# Task to complete
Print out every entry that follows, exactly as written.

Records drawn from a dataset:
╔══

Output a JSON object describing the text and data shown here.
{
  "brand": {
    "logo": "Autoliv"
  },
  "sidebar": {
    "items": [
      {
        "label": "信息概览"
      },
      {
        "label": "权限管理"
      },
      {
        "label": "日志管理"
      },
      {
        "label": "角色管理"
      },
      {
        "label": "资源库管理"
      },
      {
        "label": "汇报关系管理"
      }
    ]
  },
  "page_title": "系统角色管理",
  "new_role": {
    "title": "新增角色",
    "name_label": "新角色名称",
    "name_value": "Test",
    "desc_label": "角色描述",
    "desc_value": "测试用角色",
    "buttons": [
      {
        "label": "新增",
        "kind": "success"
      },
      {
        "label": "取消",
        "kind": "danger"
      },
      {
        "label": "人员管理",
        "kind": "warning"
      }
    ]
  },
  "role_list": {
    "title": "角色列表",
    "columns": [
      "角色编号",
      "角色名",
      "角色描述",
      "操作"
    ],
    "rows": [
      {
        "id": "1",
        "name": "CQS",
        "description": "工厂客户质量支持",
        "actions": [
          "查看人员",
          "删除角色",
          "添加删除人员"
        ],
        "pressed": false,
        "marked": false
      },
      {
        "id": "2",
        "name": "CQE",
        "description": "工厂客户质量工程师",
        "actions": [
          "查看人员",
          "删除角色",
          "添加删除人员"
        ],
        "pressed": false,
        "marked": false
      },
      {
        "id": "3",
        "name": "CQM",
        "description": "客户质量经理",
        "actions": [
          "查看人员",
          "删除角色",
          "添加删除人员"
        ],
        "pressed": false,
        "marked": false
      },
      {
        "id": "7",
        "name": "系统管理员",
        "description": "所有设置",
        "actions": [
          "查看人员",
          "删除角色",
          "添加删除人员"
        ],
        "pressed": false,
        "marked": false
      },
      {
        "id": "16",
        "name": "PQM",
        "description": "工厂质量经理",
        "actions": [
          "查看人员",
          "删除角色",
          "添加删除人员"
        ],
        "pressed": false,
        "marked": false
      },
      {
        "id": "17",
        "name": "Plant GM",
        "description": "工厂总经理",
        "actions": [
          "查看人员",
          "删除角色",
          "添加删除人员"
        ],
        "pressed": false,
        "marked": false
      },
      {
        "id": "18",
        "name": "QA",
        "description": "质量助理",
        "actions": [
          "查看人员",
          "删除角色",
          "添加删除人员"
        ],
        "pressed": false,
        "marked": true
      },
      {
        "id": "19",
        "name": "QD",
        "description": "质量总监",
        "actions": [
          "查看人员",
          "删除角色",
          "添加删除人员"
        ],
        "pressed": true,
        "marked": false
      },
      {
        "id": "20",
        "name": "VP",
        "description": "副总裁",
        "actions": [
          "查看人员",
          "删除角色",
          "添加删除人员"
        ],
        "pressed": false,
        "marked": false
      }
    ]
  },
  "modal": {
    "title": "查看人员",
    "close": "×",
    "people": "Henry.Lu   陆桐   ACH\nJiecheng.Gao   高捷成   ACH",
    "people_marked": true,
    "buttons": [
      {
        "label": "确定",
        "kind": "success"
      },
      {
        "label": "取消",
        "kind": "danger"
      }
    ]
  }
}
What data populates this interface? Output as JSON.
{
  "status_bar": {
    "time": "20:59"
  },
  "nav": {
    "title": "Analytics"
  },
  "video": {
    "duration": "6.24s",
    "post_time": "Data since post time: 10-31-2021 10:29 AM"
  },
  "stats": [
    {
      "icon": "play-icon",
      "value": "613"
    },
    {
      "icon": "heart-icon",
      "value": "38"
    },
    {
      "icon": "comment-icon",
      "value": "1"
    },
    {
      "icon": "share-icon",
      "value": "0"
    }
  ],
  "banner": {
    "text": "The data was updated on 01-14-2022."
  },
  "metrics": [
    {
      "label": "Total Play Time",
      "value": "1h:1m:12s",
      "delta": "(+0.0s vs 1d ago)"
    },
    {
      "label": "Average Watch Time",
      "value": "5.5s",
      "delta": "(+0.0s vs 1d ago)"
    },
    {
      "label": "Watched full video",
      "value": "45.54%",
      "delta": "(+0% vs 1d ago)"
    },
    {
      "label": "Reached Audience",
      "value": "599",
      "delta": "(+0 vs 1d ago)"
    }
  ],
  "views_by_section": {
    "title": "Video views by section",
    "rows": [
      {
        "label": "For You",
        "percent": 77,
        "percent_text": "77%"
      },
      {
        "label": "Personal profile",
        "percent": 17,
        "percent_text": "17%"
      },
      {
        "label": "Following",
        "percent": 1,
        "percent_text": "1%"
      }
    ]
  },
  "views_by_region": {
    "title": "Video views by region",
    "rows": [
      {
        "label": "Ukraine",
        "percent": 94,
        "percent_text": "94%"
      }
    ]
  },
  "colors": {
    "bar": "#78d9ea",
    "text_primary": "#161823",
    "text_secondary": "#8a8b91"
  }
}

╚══

# Written reply
Output a JSON object describing the text and data shown here.
{
  "brand": {
    "logo": "Autoliv"
  },
  "sidebar": {
    "items": [
      {
        "label": "信息概览"
      },
      {
        "label": "权限管理"
      },
      {
        "label": "日志管理"
      },
      {
        "label": "角色管理"
      },
      {
        "label": "资源库管理"
      },
      {
        "label": "汇报关系管理"
      }
    ]
  },
  "page_title": "系统角色管理",
  "new_role": {
    "title": "新增角色",
    "name_label": "新角色名称",
    "name_value": "Test",
    "desc_label": "角色描述",
    "desc_value": "测试用角色",
    "buttons": [
      {
        "label": "新增",
        "kind": "success"
      },
      {
        "label": "取消",
        "kind": "danger"
      },
      {
        "label": "人员管理",
        "kind": "warning"
      }
    ]
  },
  "role_list": {
    "title": "角色列表",
    "columns": [
      "角色编号",
      "角色名",
      "角色描述",
      "操作"
    ],
    "rows": [
      {
        "id": "1",
        "name": "CQS",
        "description": "工厂客户质量支持",
        "actions": [
          "查看人员",
          "删除角色",
          "添加删除人员"
        ],
        "pressed": false,
        "marked": false
      },
      {
        "id": "2",
        "name": "CQE",
        "description": "工厂客户质量工程师",
        "actions": [
          "查看人员",
          "删除角色",
          "添加删除人员"
        ],
        "pressed": false,
        "marked": false
      },
      {
        "id": "3",
        "name": "CQM",
        "description": "客户质量经理",
        "actions": [
          "查看人员",
          "删除角色",
          "添加删除人员"
        ],
        "pressed": false,
        "marked": false
      },
      {
        "id": "7",
        "name": "系统管理员",
        "description": "所有设置",
        "actions": [
          "查看人员",
          "删除角色",
          "添加删除人员"
        ],
        "pressed": false,
        "marked": false
      },
      {
        "id": "16",
        "name": "PQM",
        "description": "工厂质量经理",
        "actions": [
          "查看人员",
          "删除角色",
          "添加删除人员"
        ],
        "pressed": false,
        "marked": false
      },
      {
        "id": "17",
        "name": "Plant GM",
        "description": "工厂总经理",
        "actions": [
          "查看人员",
          "删除角色",
          "添加删除人员"
        ],
        "pressed": false,
        "marked": false
      },
      {
        "id": "18",
        "name": "QA",
        "description": "质量助理",
        "actions": [
          "查看人员",
          "删除角色",
          "添加删除人员"
        ],
        "pressed": false,
        "marked": true
      },
      {
        "id": "19",
        "name": "QD",
        "description": "质量总监",
        "actions": [
          "查看人员",
          "删除角色",
          "添加删除人员"
        ],
        "pressed": true,
        "marked": false
      },
      {
        "id": "20",
        "name": "VP",
        "description": "副总裁",
        "actions": [
          "查看人员",
          "删除角色",
          "添加删除人员"
        ],
        "pressed": false,
        "marked": false
      }
    ]
  },
  "modal": {
    "title": "查看人员",
    "close": "×",
    "people": "Henry.Lu   陆桐   ACH\nJiecheng.Gao   高捷成   ACH",
    "people_marked": true,
    "buttons": [
      {
        "label": "确定",
        "kind": "success"
      },
      {
        "label": "取消",
        "kind": "danger"
      }
    ]
  }
}
What data populates this interface? Output as JSON.
{
  "status_bar": {
    "time": "20:59"
  },
  "nav": {
    "title": "Analytics"
  },
  "video": {
    "duration": "6.24s",
    "post_time": "Data since post time: 10-31-2021 10:29 AM"
  },
  "stats": [
    {
      "icon": "play-icon",
      "value": "613"
    },
    {
      "icon": "heart-icon",
      "value": "38"
    },
    {
      "icon": "comment-icon",
      "value": "1"
    },
    {
      "icon": "share-icon",
      "value": "0"
    }
  ],
  "banner": {
    "text": "The data was updated on 01-14-2022."
  },
  "metrics": [
    {
      "label": "Total Play Time",
      "value": "1h:1m:12s",
      "delta": "(+0.0s vs 1d ago)"
    },
    {
      "label": "Average Watch Time",
      "value": "5.5s",
      "delta": "(+0.0s vs 1d ago)"
    },
    {
      "label": "Watched full video",
      "value": "45.54%",
      "delta": "(+0% vs 1d ago)"
    },
    {
      "label": "Reached Audience",
      "value": "599",
      "delta": "(+0 vs 1d ago)"
    }
  ],
  "views_by_section": {
    "title": "Video views by section",
    "rows": [
      {
        "label": "For You",
        "percent": 77,
        "percent_text": "77%"
      },
      {
        "label": "Personal profile",
        "percent": 17,
        "percent_text": "17%"
      },
      {
        "label": "Following",
        "percent": 1,
        "percent_text": "1%"
      }
    ]
  },
  "views_by_region": {
    "title": "Video views by region",
    "rows": [
      {
        "label": "Ukraine",
        "percent": 94,
        "percent_text": "94%"
      }
    ]
  },
  "colors": {
    "bar": "#78d9ea",
    "text_primary": "#161823",
    "text_secondary": "#8a8b91"
  }
}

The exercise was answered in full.